If you’ve spent 20, or even 10 years in a front office investment banking job, you’re probably wealthy by most people’s standards. If you really wanted to, you could possibly even find a method of working less and make do on a smaller income. But will you? Google’s departing CFO has provided a verbal mantra to help you on your way.
“After nearly 7 years as CFO, I will be retiring from Google to spend more time with my family,” wrote Patrick Pichette, Google CFO in a letter to employees yesterday. ” Yeah, I know you’ve heard that line before….I want to share my thought process because so many people struggle to strike the right balance between work and personal life…”
Pichette’s impetus for leaving came from a holiday in Africa. He and his wife were on Mount Kilimanjaro, looking across the Serengeti, when she said:””Hey, why don’t we just keep on going. Let’s explore Africa, and then turn east to make our way to India, it’s just next door, and we’re here already. Then, we keep going; the Himalayas, Everest, go to Bali, the Great Barrier Reef… Antarctica.”
“I remember telling Tamar a typical prudent CFO type response- I would love to keep going, but we have to go back. It’s not time yet, There is still so much to do at Google, with my career, so many people counting on me/us,” said Pichette. “But then she asked the killer question: So when is it going to be time? Our time? My time? The questions just hung there in the cold morning African air….”
Five months later, and Pichette is leaving. Senior bankers could try the same reasoning.
Separately, Tidjane Thiam’s lack of investment banking experience is a source of concern at Credit Suisse’s investment bank.
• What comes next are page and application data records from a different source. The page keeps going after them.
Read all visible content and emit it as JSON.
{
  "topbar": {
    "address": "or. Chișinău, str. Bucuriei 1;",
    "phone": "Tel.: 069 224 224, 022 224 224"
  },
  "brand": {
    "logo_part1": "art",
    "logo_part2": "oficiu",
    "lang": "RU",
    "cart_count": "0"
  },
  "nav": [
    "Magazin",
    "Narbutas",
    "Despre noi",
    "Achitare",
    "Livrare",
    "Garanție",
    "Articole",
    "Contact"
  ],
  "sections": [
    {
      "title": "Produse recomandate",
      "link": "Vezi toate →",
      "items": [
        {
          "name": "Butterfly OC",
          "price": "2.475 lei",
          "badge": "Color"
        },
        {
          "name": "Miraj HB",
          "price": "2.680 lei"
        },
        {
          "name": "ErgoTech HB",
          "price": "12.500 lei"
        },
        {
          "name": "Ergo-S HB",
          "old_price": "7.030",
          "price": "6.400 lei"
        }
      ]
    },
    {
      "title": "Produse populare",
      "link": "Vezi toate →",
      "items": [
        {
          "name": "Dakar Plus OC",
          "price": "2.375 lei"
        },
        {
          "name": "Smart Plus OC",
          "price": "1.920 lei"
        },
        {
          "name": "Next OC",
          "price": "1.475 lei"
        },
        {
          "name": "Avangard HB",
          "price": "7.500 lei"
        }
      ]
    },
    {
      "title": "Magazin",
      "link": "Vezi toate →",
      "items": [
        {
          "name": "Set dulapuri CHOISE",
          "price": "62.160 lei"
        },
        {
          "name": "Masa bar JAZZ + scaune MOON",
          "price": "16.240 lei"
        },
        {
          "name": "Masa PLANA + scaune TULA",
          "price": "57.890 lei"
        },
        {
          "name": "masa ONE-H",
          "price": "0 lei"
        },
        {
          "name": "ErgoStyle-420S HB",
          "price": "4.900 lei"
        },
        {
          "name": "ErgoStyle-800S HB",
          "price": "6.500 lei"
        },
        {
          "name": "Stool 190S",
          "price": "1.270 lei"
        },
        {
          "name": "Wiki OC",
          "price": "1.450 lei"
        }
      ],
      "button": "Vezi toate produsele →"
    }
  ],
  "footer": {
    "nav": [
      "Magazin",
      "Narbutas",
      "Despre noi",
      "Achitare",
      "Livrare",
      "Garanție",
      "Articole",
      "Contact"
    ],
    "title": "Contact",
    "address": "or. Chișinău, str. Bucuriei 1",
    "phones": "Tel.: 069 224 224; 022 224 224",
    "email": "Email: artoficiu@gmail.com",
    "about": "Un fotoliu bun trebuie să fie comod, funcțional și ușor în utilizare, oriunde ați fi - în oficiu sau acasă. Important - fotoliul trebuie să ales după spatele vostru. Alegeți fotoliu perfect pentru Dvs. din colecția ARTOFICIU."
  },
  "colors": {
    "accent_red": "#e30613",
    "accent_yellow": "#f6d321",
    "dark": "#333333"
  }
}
Thiam attempted to alleviate this yesterday. In a conversation with Reuters, he said that he’d learned a lot as a customer of investment banks. “I’ve worked on all kinds of things with them, from M&A (mergers and acquisitions) to raising capital. I’ve got a reasonable knowledge of all of that,” Thiam said, adding that he even helped reorganize some investment banks while he worked for McKinsey. “There’s more in life and in a 28-year career than you can read on a résumé,” Thiam said during the preceding news conference. “I’m very confident I can understand everything the investment bank does. I don’t have any worries.” So that’s ok then – unless you work in fixed income trading.
‘Mr. Dougan claims he hasn’t given much thought to what he’ll do next.’ (WSJ)
Private banking and wealth management at Credit Suisse are twice as profitable as investment banking, generating a return on capital of 16% last year. (Financial Times)
Instead of starting their own hedge funds, young traders are being forced to join established hedge fund groups. (NY Times)
This is not a good time to be working for Carlyle’s ESG Credit Macro Event Master Fund. (Bloomberg)
Point72 Asset Management, the successor to Steve Cohen’s hedge fund SAC Capital Advisors, has hired about 30 employees since the start of last year to build computer models that collect publicly available data and analyze it for patterns. (Bloomberg)
More people are leaving Goldman Sachs in Singapore. (Finance Asia)
“A welder can make a six-figure income easy.” (NY Times)
A senior analyst at Citadel died of lymphoma this week aged 37. He was only diagnosed in January. (Bloomberg)